Having made some breakthroughs on the chemistry side on the back of $40 million in Series A cash, NodThera is now ready to harvest Phase I data on its lead compound, push a second one toward the clinic, and evaluate several more, all based on the same starting point.
Novo Ventures is leading the $55 million funding, with both new investors (Cowen Healthcare Investments and Sanofi Ventures) and old supporters (5AM Ventures, F-Prime Capital, Sofinnova Partners and founding investor Epidarex Capital) chiming in.
If nothing else, NodThera is “certainly equal” to elite peers like IFM, Inflazome, Roche’s Jecure and Olatec, said Novo Ventures partner Nanna Lüneborg. But given the broad application of this mechanism of action in inflammatory conditions, the top team — with Keeney leading a growing clinical group in Boston, CSO Alan Watt manning the headquarters in Cambridge, UK and a lab in Seattle, WA — is perhaps a more important part of the bet.
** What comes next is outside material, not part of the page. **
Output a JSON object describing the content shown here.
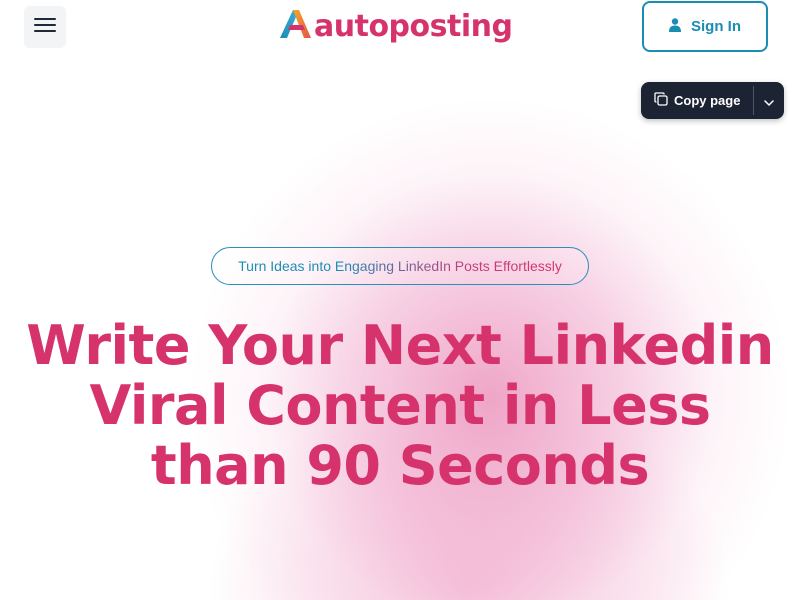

While Novo had known NodThera since its founding and considered NLRP3 a worthy target, the firm waited until the C-suite was in place and the pipeline was more mature.
“It’s not just about the molecules here, it’s very much about finding a clever clinical development path as well,” she said.
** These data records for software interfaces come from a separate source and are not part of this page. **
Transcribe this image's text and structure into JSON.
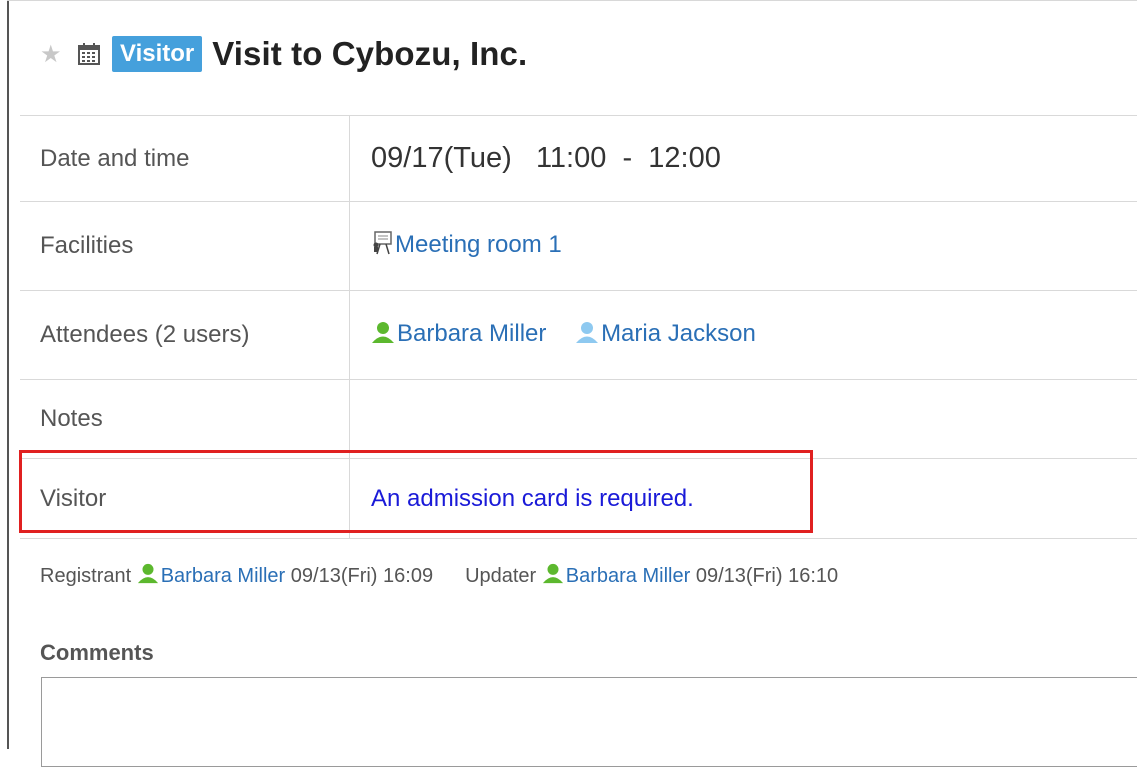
{
  "header": {
    "badge": "Visitor",
    "title": "Visit to Cybozu, Inc."
  },
  "details": {
    "date_label": "Date and time",
    "date_value": "09/17(Tue)   11:00  -  12:00",
    "facilities_label": "Facilities",
    "facility": "Meeting room 1",
    "attendees_label": "Attendees (2 users)",
    "attendees": [
      "Barbara Miller",
      "Maria Jackson"
    ],
    "notes_label": "Notes",
    "notes_value": "",
    "visitor_label": "Visitor",
    "visitor_value": "An admission card is required."
  },
  "meta": {
    "registrant_label": "Registrant",
    "registrant_name": "Barbara Miller",
    "registrant_time": "09/13(Fri) 16:09",
    "updater_label": "Updater",
    "updater_name": "Barbara Miller",
    "updater_time": "09/13(Fri) 16:10"
  },
  "comments": {
    "label": "Comments"
  },
  "colors": {
    "badge_bg": "#45a0dc",
    "link": "#2a6fb6",
    "highlight": "#e02020"
  }
}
With quite a sophisticated understanding of how the target interacts chemically, Keeney said, NodThera also boasts of a platform that allows its scientists to design drugs with new properties to cater to different diseases. The second candidate, for example, makes for a good neuro drug because of its ability to penetrate the blood-brain barrier.
The coming months, though, will be dedicated to finishing the healthy volunteer study of NT-0167, the lead drug, through clinical proof of concept.
“It’s a very rich, biomarker-driven Phase I program that I think will build confidence in the molecule (and) that will have dose selection data available for it to launch into a comprehensive clinical program,” he said.
The resulting data could position NodThera for a public offering, perhaps to be preceded by a crossover round — hopefully one where due diligence and other discussions aren’t done in a pandemic-stricken, locked-down world.